Skip to main content

Office Splendor

May 2024
1min read

A demon salesman, the flamboyant builder who put up this building was surely aware of the sales value of saying, “The Fred F. French Building, Five-fifty-one Fifth Avenue, at Fortyfifth Street.” But his creation had more to recommend it than euphony. Built in 1927 on a tight corner plot, the long, thin building proved that a slab rising from a series of setbacks could turn a profit despite the overpriced land available in midtown. The very narrowness of the building meant that most of the office space it enclosed was within reach of natural light and thus rentable at prime rates, and the elevators at the end of long central corridors gave the remainder of each floor the flexibility to be designed for a variety of uses. French’s thirtyeight-story building was the first skyscraper on this part of Fifth Avenue, and he tricked it out sumptuously, from the bronze in its lobby to the multicolored faience decorations on top — among them heads of Mercury, the messenger, “spreading the message of the French plan.”

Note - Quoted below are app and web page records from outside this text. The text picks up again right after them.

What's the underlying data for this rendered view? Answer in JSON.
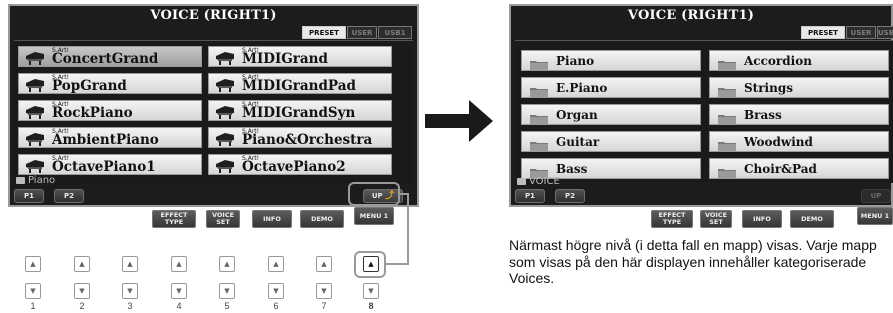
{
  "left_screen": {
    "title": "VOICE (RIGHT1)",
    "tabs": [
      "PRESET",
      "USER",
      "USB1"
    ],
    "voices": [
      {
        "tag": "S.Art!",
        "name": "ConcertGrand"
      },
      {
        "tag": "S.Art!",
        "name": "MIDIGrand"
      },
      {
        "tag": "S.Art!",
        "name": "PopGrand"
      },
      {
        "tag": "S.Art!",
        "name": "MIDIGrandPad"
      },
      {
        "tag": "S.Art!",
        "name": "RockPiano"
      },
      {
        "tag": "S.Art!",
        "name": "MIDIGrandSyn"
      },
      {
        "tag": "S.Art!",
        "name": "AmbientPiano"
      },
      {
        "tag": "S.Art!",
        "name": "Piano&Orchestra"
      },
      {
        "tag": "S.Art!",
        "name": "OctavePiano1"
      },
      {
        "tag": "S.Art!",
        "name": "OctavePiano2"
      }
    ],
    "path": "Piano",
    "pages": [
      "P1",
      "P2"
    ],
    "up_label": "UP",
    "buttons": [
      {
        "l1": "EFFECT",
        "l2": "TYPE"
      },
      {
        "l1": "VOICE",
        "l2": "SET"
      },
      {
        "l1": "INFO",
        "l2": ""
      },
      {
        "l1": "DEMO",
        "l2": ""
      },
      {
        "l1": "MENU 1",
        "l2": ""
      }
    ]
  },
  "right_screen": {
    "title": "VOICE (RIGHT1)",
    "tabs": [
      "PRESET",
      "USER",
      "USB1"
    ],
    "folders": [
      "Piano",
      "Accordion",
      "E.Piano",
      "Strings",
      "Organ",
      "Brass",
      "Guitar",
      "Woodwind",
      "Bass",
      "Choir&Pad"
    ],
    "path": "VOICE",
    "pages": [
      "P1",
      "P2"
    ],
    "up_label": "UP",
    "buttons": [
      {
        "l1": "EFFECT",
        "l2": "TYPE"
      },
      {
        "l1": "VOICE",
        "l2": "SET"
      },
      {
        "l1": "INFO",
        "l2": ""
      },
      {
        "l1": "DEMO",
        "l2": ""
      },
      {
        "l1": "MENU 1",
        "l2": ""
      }
    ]
  },
  "panel_buttons": {
    "up_symbol": "▲",
    "down_symbol": "▼",
    "numbers": [
      "1",
      "2",
      "3",
      "4",
      "5",
      "6",
      "7",
      "8"
    ]
  },
  "caption": "Närmast högre nivå (i detta fall en mapp) visas. Varje mapp som visas på den här displayen innehåller kategoriserade Voices.",
  "colors": {
    "screen_bg": "#1c1c1c",
    "item_bg": "#e6e6e6",
    "highlight": "#9a9a9a",
    "arrow": "#1a1a1a"
  }
}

We hope you enjoy our work.

Please support this magazine of trusted historical writing, now in its 75th year, and the volunteers that sustain it with a donation to American Heritage.